> _WHAT IS BEING ASKED_
Lines holding the word "name" are the ones to copy from the data below.

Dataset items

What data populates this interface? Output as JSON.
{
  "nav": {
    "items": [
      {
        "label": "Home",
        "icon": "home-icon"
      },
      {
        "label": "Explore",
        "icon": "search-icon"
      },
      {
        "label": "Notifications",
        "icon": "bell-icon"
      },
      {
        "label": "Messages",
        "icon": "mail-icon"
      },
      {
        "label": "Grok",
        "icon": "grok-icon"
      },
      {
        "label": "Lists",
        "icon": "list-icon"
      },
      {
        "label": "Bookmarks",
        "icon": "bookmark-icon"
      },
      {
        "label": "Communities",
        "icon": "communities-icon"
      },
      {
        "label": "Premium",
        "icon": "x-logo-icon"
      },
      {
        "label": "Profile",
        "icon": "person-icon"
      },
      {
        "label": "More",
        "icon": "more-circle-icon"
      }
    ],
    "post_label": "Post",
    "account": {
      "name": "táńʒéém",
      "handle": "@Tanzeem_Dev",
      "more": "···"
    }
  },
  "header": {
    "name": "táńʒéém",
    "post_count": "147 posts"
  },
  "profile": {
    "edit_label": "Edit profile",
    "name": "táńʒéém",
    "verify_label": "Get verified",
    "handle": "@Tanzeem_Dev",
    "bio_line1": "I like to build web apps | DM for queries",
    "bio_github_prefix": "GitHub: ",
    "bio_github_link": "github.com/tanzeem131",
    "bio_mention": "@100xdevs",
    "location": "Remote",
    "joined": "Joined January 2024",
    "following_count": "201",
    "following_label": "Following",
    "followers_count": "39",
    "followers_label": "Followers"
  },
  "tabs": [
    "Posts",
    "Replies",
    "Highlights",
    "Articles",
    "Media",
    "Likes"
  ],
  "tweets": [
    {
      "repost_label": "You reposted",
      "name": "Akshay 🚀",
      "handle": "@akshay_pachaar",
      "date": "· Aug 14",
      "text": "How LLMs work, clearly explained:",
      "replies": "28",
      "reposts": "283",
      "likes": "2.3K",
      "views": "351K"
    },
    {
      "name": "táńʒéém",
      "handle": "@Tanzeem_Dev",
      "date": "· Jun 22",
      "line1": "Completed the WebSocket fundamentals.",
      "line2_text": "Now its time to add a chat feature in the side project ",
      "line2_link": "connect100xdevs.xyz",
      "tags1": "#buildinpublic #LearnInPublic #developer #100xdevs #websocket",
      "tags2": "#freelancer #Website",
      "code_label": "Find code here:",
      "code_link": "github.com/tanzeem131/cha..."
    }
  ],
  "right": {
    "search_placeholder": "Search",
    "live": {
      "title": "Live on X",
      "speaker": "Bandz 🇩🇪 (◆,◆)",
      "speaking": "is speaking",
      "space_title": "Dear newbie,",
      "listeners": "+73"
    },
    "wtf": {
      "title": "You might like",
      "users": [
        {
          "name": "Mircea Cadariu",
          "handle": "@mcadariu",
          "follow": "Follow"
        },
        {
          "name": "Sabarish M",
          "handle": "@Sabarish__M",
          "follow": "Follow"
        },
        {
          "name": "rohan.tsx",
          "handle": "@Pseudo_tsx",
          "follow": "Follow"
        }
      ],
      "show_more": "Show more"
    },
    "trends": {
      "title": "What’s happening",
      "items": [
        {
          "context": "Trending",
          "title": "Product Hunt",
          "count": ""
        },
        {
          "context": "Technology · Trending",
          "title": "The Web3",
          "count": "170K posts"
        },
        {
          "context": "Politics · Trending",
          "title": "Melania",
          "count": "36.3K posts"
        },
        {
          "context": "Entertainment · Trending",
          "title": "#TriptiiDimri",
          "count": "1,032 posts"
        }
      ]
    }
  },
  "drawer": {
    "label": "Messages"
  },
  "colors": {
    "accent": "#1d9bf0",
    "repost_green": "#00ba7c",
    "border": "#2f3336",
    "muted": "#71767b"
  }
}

> _TASK RESULT_
      "name": "táńʒéém",
    "name": "táńʒéém",
    "name": "táńʒéém",
      "name": "Akshay 🚀",
      "name": "táńʒéém",
          "name": "Mircea Cadariu",
          "name": "Sabarish M",
          "name": "rohan.tsx",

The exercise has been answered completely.